Cape Town-101022-Siyabonga Cwele, National Minister for State Security, flanked by Dennis Dlomo, his DDG, at a media briefing about the Protection of Information Bill. Picture Jeffrey Abrahams

Cape Town - South Africa will step up collaboration with other countries to fight terrorism and trans-national crime, State Security Minister Siyabonga Cwele said on Tuesday.

Speaking during a budget vote debate in the National Assembly, Cwele said the threat of terrorism in Africa emerged as a significant trend in 2012.

“Global security remains stable but fragile due to pockets of conflicts in some regions of the world,” he said.

He referred to various conflicts which threatened security on the continent.

“In West Africa the destabilising activities of extremist or militant groups such as Al-Qaeda in the Islamic Maghreb (AQIM), Boko Haram in Nigeria, and the Tuareg Militia in Mali, attest to this.”

In North Africa the proliferation of small arms and availability of well-trained fighters had weakened regional security structures.

Cwele criticised the Somalia-based Al-Shabaab group, which had declared war on countries who formed part of the African Union Mission in Somalia.

Cwele said the main concern following another coup in the Central African Republic this year was the humanitarian crisis which emerged from the fighting.

“The primary objective is to urgently restore security in order to allow inflows of humanitarian assistance and economic reconstruction.”

On the home front, Cwele announced an early warning system was in place to alert law enforcement officials to potentially violent protests.

Cwele blamed “socio-economic factors and the global economic slowdown” for security risks, which included violent service delivery protests.
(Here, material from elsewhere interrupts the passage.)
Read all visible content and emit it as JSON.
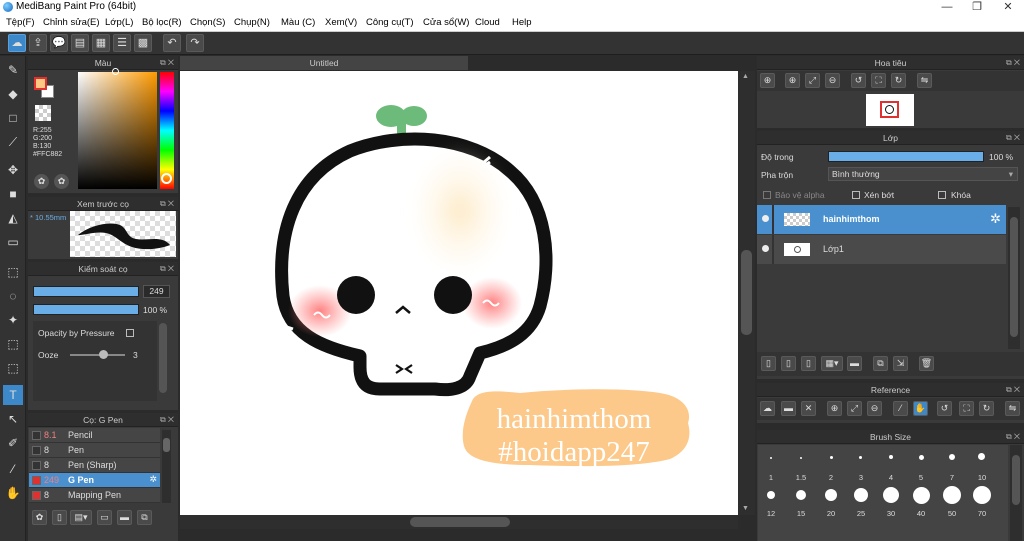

While the Constitution guaranteed South Africans' rights to gather, picket, and protest, violence should never form part of such actions.

“Let us be upfront and loudly state that in terms of our laws, it is a crime to incite or participate in acts of violence during protests,” he said.

Organisers of and participants in violent demonstrations would face the consequences.

“We now have a plan and are ready deploy the full capacity of the democratic state to identify, prevent or arrest, and swiftly prosecute those who undermine our Bill of Rights by engaging in acts of violence,” said Cwele.

Security agencies were working together to deal with this.

“Intelligence structures have implemented specific measure to provide early warning to law enforcement agencies and relevant departments on planned protests that have a potential of turning violent.”

According to Cwele, the factors leading to violent protests would also come under scrutiny.

“The assessments will also focus on the underlying root causes in order to advise on speedy and integrated response to grievances.”

There had been a steep increase in service delivery and wage-related protests over the past few years.

The state had been criticised for its response to these, most notably after police shot dead 34 miners during a strike at Marikana in the North West on August 16. - Sapa